Read here an explanation of tcptraceroute command

TCPTRACEROUTE(1)

NAME tcptraceroute - A traceroute implementation using TCP packets

SYNOPSIS tcptraceroute [-nNFSAE] [ -i interface ] [ -f first ttl ] [ -l length ] [ -q number of queries ] [ -t tos ] [ -m max ttl ] [ -p source port ] [ -s source address ] [ -w wait time ] host [ destination port ] [ length ]

DESCRIPTION tcptraceroute is a traceroute implementation using TCP packets.

   The  more  traditional  traceroute(8) sends out either UDP or ICMP ECHO
   packets with a TTL of one, and increments the TTL until the destination
   has  been  reached.   By  printing the gateways that generate ICMP time
   exceeded messages along the way, it is able to determine the path pack-
   ets are taking to reach the destination.

   The  problem is that with the widespread use of firewalls on the modern
   Internet, many of the packets that traceroute(8) sends out end up being
   filtered, making it impossible to completely trace the path to the des-
   tination.  However, in many cases, these firewalls will permit  inbound
   TCP  packets  to  specific ports that hosts sitting behind the firewall
   are listening for connections on.   By  sending  out  TCP  SYN  packets
   instead  of  UDP  or ICMP ECHO packets, tcptraceroute is able to bypass
   the most common firewall filters.

   It is worth noting that tcptraceroute never  completely  establishes  a
   TCP connection with the destination host.  If the host is not listening
   for incoming connections, it will respond with an RST  indicating  that
   the  port  is closed.  If the host instead responds with a SYN|ACK, the
   port is known to be open, and an RST is sent by the  kernel  tcptracer-
   oute  is  running  on  to  tear  down the connection without completing
   three-way handshake.  This is the  same  half-open  scanning  technique
   that nmap(1) uses when passed the -sS flag.

OPTIONS -n Display numeric output, rather than doing a reverse DNS lookup for each hop.

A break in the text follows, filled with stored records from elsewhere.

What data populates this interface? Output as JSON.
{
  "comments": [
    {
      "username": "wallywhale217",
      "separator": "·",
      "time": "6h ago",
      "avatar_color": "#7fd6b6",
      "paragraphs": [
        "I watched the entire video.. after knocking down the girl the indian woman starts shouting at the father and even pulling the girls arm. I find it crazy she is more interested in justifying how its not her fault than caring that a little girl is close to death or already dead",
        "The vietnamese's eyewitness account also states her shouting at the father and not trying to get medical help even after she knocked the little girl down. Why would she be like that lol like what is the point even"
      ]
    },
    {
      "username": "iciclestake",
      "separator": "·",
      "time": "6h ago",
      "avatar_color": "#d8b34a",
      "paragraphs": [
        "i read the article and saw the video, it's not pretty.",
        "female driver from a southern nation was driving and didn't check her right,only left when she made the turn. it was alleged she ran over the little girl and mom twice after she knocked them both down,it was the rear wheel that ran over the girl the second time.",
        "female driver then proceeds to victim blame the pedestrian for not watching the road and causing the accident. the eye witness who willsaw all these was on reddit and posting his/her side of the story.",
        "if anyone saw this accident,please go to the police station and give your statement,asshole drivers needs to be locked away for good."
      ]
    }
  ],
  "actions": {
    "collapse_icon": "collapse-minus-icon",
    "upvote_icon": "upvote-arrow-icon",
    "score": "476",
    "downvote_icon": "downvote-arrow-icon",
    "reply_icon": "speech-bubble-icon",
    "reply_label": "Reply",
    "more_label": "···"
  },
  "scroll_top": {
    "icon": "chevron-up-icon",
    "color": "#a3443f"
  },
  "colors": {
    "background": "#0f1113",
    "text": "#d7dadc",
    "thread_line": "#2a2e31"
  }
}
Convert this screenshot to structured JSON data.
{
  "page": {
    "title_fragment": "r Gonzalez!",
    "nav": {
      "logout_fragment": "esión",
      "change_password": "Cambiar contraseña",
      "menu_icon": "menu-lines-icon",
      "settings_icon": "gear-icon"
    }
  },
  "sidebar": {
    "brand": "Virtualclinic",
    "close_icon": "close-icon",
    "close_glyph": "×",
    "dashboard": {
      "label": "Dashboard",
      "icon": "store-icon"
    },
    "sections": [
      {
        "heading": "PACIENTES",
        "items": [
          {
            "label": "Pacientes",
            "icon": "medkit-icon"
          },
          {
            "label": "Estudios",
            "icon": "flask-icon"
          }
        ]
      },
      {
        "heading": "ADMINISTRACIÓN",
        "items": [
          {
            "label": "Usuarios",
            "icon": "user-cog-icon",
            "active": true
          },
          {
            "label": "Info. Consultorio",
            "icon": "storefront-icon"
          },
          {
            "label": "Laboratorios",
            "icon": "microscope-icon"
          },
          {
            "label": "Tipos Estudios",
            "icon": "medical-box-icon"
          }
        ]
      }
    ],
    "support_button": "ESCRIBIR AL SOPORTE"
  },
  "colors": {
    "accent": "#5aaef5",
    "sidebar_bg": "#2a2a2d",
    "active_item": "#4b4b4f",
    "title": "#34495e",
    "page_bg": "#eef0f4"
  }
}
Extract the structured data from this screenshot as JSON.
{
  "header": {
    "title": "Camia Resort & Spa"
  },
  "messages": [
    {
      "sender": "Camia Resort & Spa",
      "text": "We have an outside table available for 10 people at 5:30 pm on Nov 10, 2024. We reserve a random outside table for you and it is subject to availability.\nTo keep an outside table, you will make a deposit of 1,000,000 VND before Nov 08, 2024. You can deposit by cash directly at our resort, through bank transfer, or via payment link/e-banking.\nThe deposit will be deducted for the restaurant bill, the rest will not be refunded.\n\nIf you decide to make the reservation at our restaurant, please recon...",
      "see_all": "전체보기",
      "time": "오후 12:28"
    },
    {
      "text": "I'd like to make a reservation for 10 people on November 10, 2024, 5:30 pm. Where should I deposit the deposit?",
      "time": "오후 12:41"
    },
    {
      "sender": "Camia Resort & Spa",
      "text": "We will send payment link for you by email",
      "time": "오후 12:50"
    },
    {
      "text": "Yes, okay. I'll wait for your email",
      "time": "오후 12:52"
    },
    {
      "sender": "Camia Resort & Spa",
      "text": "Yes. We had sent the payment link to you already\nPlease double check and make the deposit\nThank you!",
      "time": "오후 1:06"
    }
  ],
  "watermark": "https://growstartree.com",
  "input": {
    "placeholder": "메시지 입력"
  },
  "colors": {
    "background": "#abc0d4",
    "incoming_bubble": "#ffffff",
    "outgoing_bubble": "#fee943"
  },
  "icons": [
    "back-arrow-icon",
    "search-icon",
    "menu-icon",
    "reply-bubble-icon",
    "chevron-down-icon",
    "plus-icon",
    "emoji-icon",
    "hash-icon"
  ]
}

By default, reverse lookups are never attempted on RFC1918 address space, regardless of the -n flag.

   -N     Perform  a  reverse  DNS  lookup for each hop, including RFC1918
          addresses.

   -f     Set the initial TTL used in  the  first  outgoing  packet.   The
          default is 1.

   -m     Set  the  maximum  TTL used in outgoing packets.  The default is
          30.

   -p     Use the specified local  TCP  port  in  outgoing  packets.   The
          default  is to obtain a free port from the kernel using bind(2).
          Unlike with traditional  traceroute(8),  this  number  will  not
          increase with each hop.

   -s     Set  the  source  address for outgoing packets.  See also the -i
          flag.

   -i     Use the specified interface for outgoing packets.

   -q     Set the number of probes to be sent to each hop.  The default is
          3.

   -w     Set  the  timeout,  in  seconds, to wait for a response for each
          probe.  The default is 3.

   -S     Set the TCP SYN flag in outgoing packets.  This is the  default,
          if neither -S or -A is specified.

   -A     Set  the  TCP  ACK flag in outgoing packets.  By doing so, it is
          possible to trace through stateless firewalls which permit  out-
          going TCP connections.

   -E     Send ECN SYN packets, as described in RFC2481.

   -t     Set the IP TOS (type of service) to be used in outgoing packets.
          The default is not to set any TOS.

   -F     Set the IP "don't fragment" bit in outgoing packets.

   -l     Set the total packet length to be used in outgoing packets.   If
          the length is greater than the minimum size required to assemble
          the necessary probe packet headers, this value is  automatically
          increased.

   -d     Enable debugging, which may or may not be useful.

EXAMPLES Please see the examples.txt file included in the tcptraceroute distri- bution for a few real world examples.

   To trace the path to a web server listening for connections on port 80:

          tcptraceroute webserver

   To  trace  the  path to a mail server listening for connections on port
   25:

          tcptraceroute mailserver 25

BUGS No error checking is performed on the source address specified by the -s flag, and it is therefore possible for tcptraceroute to send out TCP SYN packets for which it has no chance of seeing a response to.

AUTHOR Michael C. Toren mct@toren.net

AVAILABILITY For updates, please see: http://michael.toren.net/code/tcptraceroute/

SEE ALSO traceroute(8), ping(8), nmap(1)

                             2001 July 31                 TCPTRACEROUTE(1)